▶ _ABOUT THIS TASK_
A line belongs in the answer if it contains "value"; copy every such line from the entries below.

━━━ INPUT RECORDS ━━━

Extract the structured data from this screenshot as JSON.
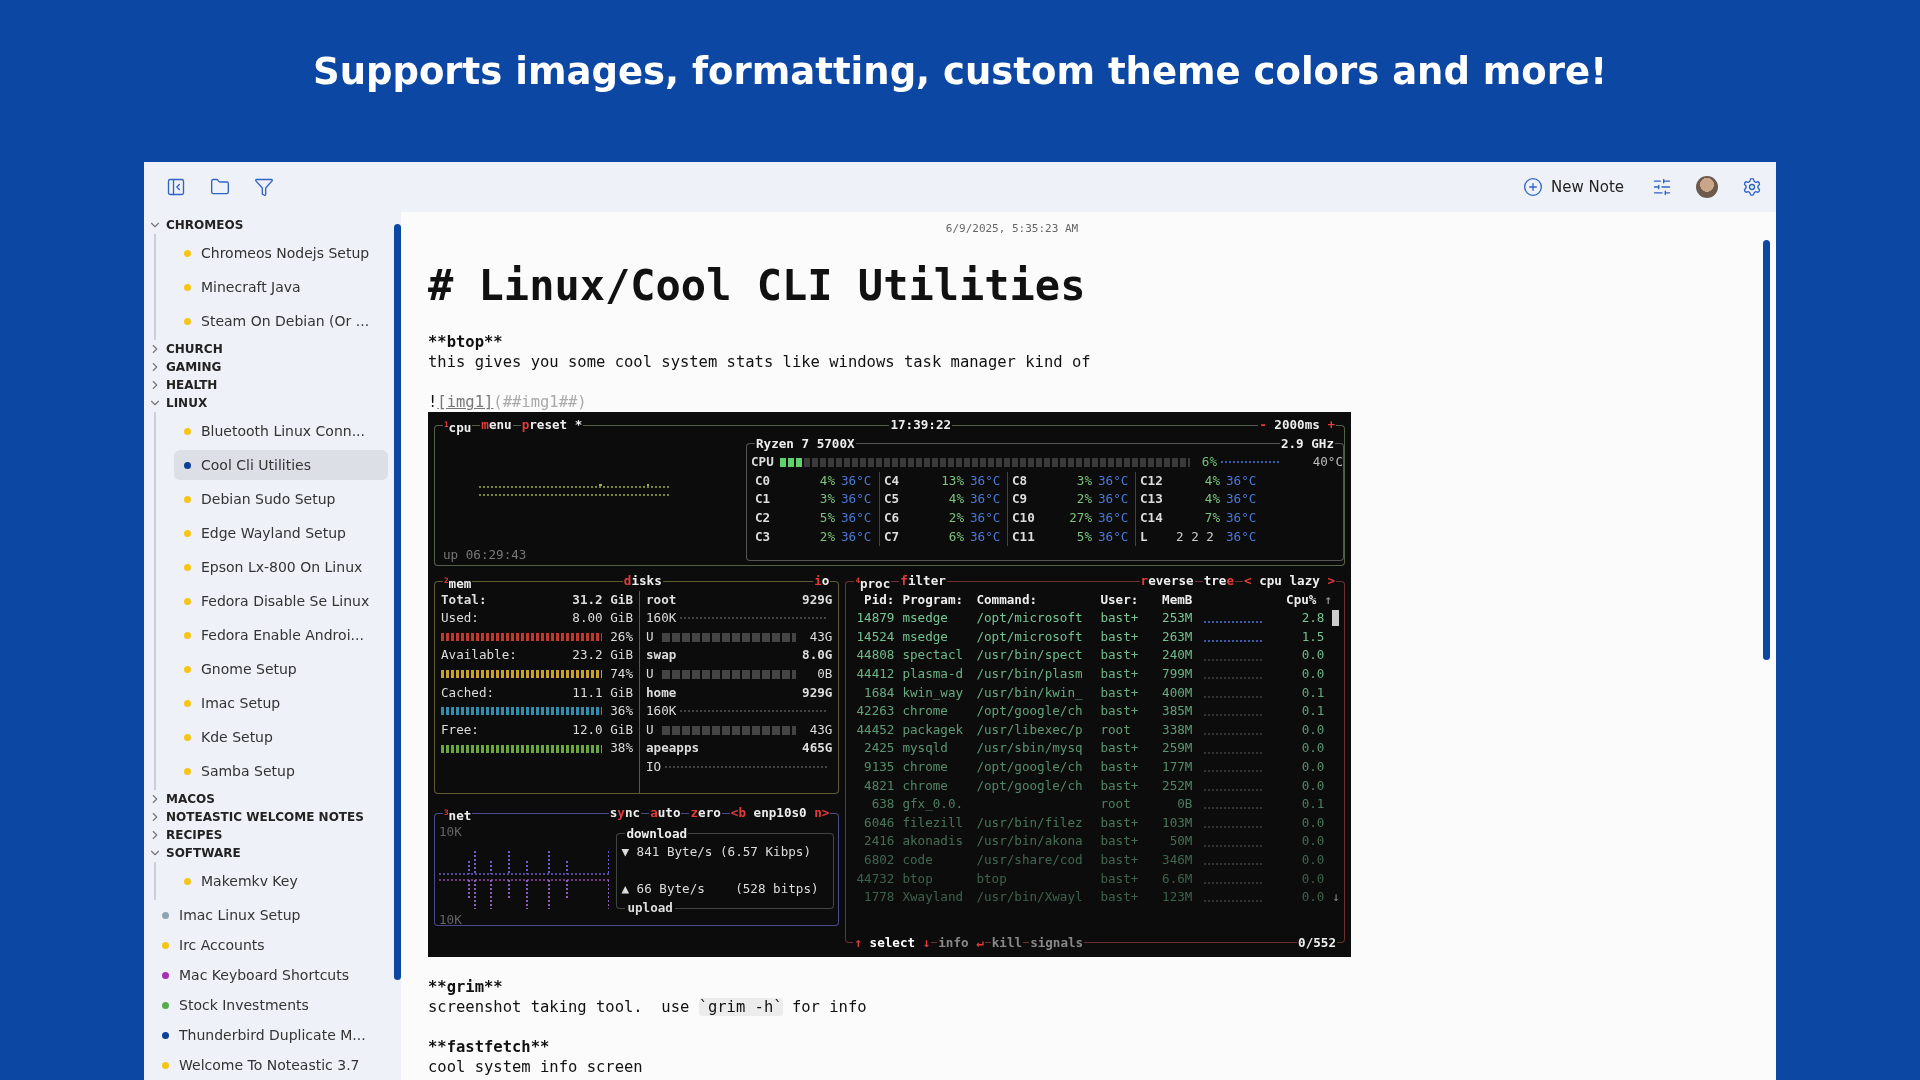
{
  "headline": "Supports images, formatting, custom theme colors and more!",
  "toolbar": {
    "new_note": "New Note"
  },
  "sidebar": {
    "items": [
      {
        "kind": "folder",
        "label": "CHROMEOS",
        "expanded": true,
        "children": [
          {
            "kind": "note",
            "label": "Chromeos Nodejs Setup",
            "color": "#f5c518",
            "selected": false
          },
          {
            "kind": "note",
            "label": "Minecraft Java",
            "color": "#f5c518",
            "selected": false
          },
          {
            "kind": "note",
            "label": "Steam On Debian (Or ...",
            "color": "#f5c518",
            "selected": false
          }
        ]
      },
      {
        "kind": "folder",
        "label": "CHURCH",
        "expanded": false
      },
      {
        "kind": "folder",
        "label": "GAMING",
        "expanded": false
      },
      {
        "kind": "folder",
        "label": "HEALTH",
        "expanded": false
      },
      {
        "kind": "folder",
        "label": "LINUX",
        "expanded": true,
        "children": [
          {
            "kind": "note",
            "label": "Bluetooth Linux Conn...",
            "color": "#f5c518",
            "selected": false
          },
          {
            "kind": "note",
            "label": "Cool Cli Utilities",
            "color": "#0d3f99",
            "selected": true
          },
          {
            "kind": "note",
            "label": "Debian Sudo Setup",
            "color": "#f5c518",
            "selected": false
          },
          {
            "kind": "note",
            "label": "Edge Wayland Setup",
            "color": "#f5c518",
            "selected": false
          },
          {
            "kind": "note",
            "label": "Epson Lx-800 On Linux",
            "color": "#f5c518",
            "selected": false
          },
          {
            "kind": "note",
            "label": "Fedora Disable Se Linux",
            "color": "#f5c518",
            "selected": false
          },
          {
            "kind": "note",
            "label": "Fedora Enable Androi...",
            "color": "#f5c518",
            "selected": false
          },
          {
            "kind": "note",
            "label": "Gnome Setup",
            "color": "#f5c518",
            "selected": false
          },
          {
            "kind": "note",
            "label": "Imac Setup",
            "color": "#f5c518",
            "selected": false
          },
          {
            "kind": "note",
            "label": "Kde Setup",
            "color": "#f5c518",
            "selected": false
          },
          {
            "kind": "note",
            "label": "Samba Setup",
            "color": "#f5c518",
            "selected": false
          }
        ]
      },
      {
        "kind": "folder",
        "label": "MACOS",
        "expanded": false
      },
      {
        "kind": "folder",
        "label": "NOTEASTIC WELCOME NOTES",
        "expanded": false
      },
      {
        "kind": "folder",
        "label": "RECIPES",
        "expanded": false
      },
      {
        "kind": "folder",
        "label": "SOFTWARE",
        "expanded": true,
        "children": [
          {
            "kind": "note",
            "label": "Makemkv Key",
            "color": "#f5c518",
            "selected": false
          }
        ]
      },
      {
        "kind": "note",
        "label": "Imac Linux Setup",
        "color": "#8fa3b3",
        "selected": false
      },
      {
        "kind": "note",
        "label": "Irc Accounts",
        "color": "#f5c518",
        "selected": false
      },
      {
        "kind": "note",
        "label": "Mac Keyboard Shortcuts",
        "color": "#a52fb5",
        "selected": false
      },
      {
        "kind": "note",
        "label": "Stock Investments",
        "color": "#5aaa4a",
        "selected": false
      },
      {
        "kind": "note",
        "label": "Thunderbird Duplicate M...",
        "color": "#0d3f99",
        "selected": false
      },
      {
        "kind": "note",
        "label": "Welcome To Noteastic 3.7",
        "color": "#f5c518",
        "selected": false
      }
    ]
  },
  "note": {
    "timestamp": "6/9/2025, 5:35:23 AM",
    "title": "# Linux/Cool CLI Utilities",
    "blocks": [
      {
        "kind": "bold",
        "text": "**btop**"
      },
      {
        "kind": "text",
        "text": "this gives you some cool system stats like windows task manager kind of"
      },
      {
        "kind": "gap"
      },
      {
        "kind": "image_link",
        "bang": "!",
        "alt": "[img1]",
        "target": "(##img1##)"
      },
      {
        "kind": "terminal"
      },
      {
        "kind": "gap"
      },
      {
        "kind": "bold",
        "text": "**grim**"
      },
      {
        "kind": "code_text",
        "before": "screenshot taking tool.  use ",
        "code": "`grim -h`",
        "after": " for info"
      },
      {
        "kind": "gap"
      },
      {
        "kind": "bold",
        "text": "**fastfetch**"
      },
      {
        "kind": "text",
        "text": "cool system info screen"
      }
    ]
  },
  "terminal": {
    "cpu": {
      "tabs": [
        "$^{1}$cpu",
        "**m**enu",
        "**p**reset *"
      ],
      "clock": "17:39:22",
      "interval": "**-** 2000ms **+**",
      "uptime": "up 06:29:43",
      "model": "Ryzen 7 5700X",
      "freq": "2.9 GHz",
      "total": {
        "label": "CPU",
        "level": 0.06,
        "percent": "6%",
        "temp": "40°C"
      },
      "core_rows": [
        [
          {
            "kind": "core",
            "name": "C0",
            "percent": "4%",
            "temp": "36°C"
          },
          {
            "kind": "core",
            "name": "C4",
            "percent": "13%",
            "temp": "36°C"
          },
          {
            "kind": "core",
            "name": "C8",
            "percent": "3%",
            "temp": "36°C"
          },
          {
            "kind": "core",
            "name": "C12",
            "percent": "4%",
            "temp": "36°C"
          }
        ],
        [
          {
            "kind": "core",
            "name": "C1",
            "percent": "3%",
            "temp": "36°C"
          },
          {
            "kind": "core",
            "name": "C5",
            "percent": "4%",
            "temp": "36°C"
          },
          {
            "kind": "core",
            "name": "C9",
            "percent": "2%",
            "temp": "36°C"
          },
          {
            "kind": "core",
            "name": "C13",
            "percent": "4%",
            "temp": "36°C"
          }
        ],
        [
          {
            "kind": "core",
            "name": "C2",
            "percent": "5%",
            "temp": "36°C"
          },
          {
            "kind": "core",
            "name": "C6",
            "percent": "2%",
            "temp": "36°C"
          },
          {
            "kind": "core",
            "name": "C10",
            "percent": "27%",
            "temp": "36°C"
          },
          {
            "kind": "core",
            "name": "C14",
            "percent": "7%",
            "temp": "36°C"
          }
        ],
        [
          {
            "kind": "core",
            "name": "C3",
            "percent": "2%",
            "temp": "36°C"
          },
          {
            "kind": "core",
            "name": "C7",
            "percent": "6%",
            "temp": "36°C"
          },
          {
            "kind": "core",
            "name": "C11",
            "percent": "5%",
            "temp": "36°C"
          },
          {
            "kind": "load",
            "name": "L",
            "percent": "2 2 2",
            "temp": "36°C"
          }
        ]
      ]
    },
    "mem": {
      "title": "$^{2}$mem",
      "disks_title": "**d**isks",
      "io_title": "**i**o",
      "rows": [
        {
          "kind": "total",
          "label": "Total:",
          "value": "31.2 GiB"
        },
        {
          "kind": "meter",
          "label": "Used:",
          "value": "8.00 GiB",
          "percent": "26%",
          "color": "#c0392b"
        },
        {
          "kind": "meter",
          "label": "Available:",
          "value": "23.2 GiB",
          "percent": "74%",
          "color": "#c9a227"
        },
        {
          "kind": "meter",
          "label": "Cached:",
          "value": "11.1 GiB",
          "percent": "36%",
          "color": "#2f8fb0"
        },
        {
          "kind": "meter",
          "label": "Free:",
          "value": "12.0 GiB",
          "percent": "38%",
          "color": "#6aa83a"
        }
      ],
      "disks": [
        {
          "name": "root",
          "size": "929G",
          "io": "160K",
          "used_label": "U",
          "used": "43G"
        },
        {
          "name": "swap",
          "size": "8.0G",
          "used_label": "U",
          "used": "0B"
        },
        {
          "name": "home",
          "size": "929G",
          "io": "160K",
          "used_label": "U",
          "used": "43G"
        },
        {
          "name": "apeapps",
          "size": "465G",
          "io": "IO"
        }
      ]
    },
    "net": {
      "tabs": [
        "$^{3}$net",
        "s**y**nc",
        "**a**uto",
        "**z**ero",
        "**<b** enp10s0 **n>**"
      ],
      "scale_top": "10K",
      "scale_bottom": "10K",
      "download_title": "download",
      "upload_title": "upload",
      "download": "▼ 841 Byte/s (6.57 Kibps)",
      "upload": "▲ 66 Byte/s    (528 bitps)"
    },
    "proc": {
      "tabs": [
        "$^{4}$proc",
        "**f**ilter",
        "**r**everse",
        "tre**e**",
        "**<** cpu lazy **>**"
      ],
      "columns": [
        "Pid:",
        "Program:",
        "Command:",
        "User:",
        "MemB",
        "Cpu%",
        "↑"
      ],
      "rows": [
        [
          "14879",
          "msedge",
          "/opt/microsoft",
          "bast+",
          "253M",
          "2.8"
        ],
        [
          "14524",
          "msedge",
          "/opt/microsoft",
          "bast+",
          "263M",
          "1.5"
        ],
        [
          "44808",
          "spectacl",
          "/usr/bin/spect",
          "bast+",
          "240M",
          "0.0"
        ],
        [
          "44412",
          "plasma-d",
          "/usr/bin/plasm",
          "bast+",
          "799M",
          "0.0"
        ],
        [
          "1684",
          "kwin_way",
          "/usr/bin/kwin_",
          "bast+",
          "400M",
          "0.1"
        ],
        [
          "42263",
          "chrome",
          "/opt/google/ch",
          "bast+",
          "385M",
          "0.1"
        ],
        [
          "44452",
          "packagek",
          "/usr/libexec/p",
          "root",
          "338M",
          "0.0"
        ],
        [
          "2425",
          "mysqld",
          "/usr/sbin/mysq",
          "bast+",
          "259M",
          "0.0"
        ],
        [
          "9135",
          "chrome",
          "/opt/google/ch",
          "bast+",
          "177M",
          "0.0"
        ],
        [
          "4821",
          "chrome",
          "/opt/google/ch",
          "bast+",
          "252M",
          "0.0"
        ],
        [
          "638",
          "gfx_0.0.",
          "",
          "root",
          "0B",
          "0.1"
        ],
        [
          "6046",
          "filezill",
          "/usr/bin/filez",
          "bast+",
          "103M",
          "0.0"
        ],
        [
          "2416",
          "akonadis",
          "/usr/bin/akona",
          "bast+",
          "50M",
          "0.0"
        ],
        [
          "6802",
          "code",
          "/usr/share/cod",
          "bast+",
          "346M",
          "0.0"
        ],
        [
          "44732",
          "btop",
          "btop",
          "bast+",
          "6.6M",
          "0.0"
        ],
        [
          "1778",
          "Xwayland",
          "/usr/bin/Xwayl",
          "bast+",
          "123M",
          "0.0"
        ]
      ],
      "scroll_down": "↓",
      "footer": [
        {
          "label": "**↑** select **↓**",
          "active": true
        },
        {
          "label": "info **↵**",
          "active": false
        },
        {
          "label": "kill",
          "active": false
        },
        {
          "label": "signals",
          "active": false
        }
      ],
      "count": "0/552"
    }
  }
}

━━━

▶ _ANSWER SPACE_
          "value": "31.2 GiB"
          "value": "8.00 GiB",
          "value": "23.2 GiB",
          "value": "11.1 GiB",
          "value": "12.0 GiB",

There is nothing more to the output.